The grounds of the hotel were completely dark. When the minibus stopped, someone was waiting for me with an envelope that contained my key. They showed me to my room and informed me that the office closed at 9pm, so there were no actual staff at the hotel.
This is rural Laos, so I knew not to expect much from the hotel, but at $80USD/night and a self-proclaimed 4-star rating, I was hoping there would at least be someone at the desk 24 hours a day.
I was quickly shown my room which did not contain a fridge, safe, phone or TV. I was told there was no TV or phone so that guests wouldn’t be “distracted” and could totally relax. Given the overall spartan nature of the accommodations I think this was just creative spin on a budget too low for TV’s.
The room itself was two twin beds pushed together to form a Queen sized bed with mosquito nets (Vang Vieng is a borderline malarial zone), a small unstable looking desk near the window and a tiny bathroom with a sink, toilet and shower. As all of the rooms are in the one story low rise buildings around the courtyard, they also have small patios with chairs outside next to the door, I suppose they are meant to resemble adjoining bungalows.
The hotel did not make the best first impression on me, but things are often better in the light of day.
The next morning I went to the office and had a nice chat with the American-Lao woman who had handled my reservation, walked around the pleasant gardens in the hotel and sat in the restaurant bar that peaks out over the Mekong and gives you excellent views of the bucolic Lao country side. I don’t say that with a grain of salt…Vang Vieng is in the middle of nowhere, the surroundings are very rural.
I ended up staying in Vang Vieng longer than I had expected to (as many travelers do) alternating my days between resting in the hotel, walking around town and partaking in the utter madness on the river. For a two day period I was convinced I had malaria, then Dengue fever (dengue is endemic in the area around Vientiane). It turned out I was just tired and a bit hungover. I made some great friends and have been raving to everyone at home about Laos since.
Villa Nam Song Report Card
Pros: The “best” hotel in town, decent restaurant with excellent river views, nice gardens, good air conditioning, rooms are nice for Vang Vieng.
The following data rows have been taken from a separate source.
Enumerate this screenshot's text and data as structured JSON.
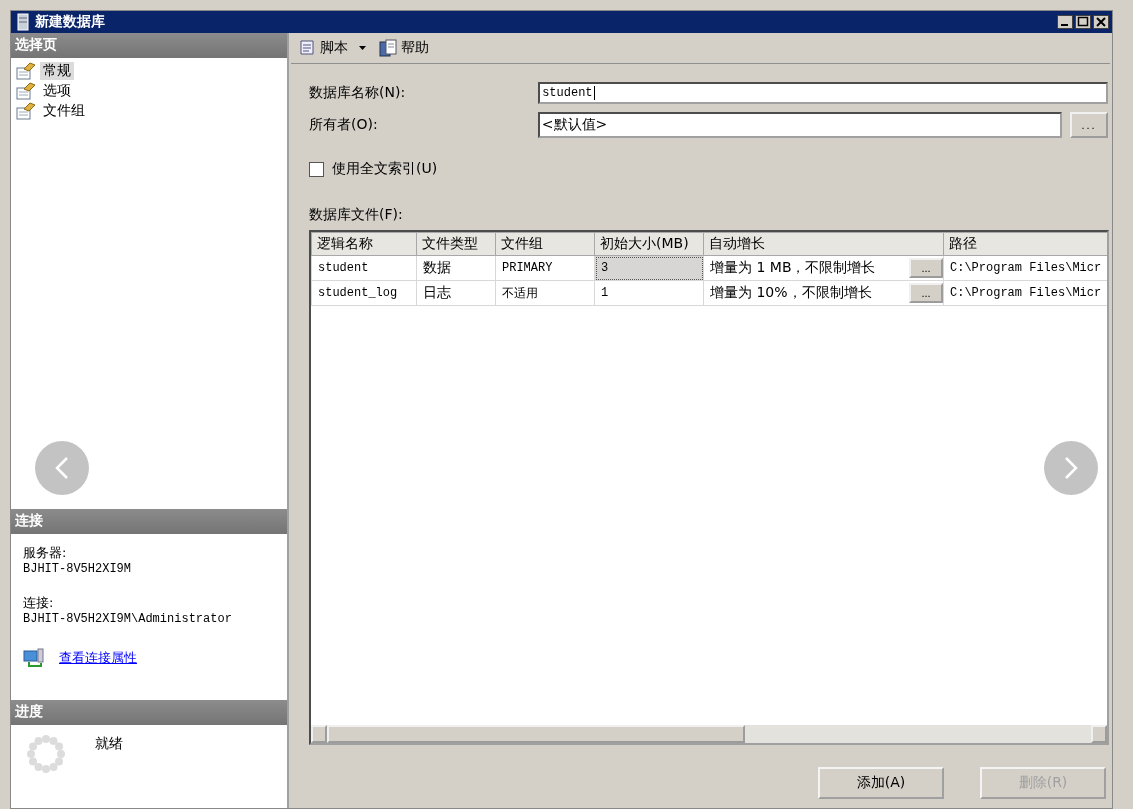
{
  "window": {
    "title": "新建数据库"
  },
  "sidebar": {
    "select_page": {
      "header": "选择页",
      "items": [
        {
          "label": "常规",
          "selected": true
        },
        {
          "label": "选项",
          "selected": false
        },
        {
          "label": "文件组",
          "selected": false
        }
      ]
    },
    "connection": {
      "header": "连接",
      "server_label": "服务器:",
      "server": "BJHIT-8V5H2XI9M",
      "connection_label": "连接:",
      "connection": "BJHIT-8V5H2XI9M\\Administrator",
      "link": "查看连接属性"
    },
    "progress": {
      "header": "进度",
      "status": "就绪"
    }
  },
  "toolbar": [
    {
      "label": "脚本",
      "kind": "script"
    },
    {
      "label": "帮助",
      "kind": "help"
    }
  ],
  "form": {
    "name_label": "数据库名称(N):",
    "name_value": "student",
    "owner_label": "所有者(O):",
    "owner_value": "<默认值>",
    "owner_browse": "...",
    "fulltext": {
      "label": "使用全文索引(U)",
      "checked": false
    },
    "files_label": "数据库文件(F):"
  },
  "table": {
    "columns": [
      "逻辑名称",
      "文件类型",
      "文件组",
      "初始大小(MB)",
      "自动增长",
      "路径"
    ],
    "rows": [
      {
        "cells": [
          "student",
          "数据",
          "PRIMARY",
          "3",
          "增量为 1 MB，不限制增长",
          "C:\\Program Files\\Micr"
        ],
        "browse": "...",
        "selected": true
      },
      {
        "cells": [
          "student_log",
          "日志",
          "不适用",
          "1",
          "增量为 10%，不限制增长",
          "C:\\Program Files\\Micr"
        ],
        "browse": "...",
        "selected": false
      }
    ]
  },
  "buttons": [
    {
      "label": "添加(A)",
      "disabled": false
    },
    {
      "label": "删除(R)",
      "disabled": true
    }
  ]
}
Cons: Wildly overpriced, closer to a 2-star than a 4-star. No hotel staff on site after 8 or 9pm, no TV (a feature some of the $10/night guesthouses have…as well as 24hour staff at reception), located at the end of the strip.
Verdict: I don’t think I would stay at Villa Nam Song next time I go to Laos. The price simply doesn’t stack up to what it delivers. You can get a room just as nice at one of the “lesser” hotels for half as much money (or perhaps less). It looked like development work on a new “nice” hotel was underway in the center of town near the main tubing depot. In the future I would try that place (when open), or just check out one of the small hotels on the main strip.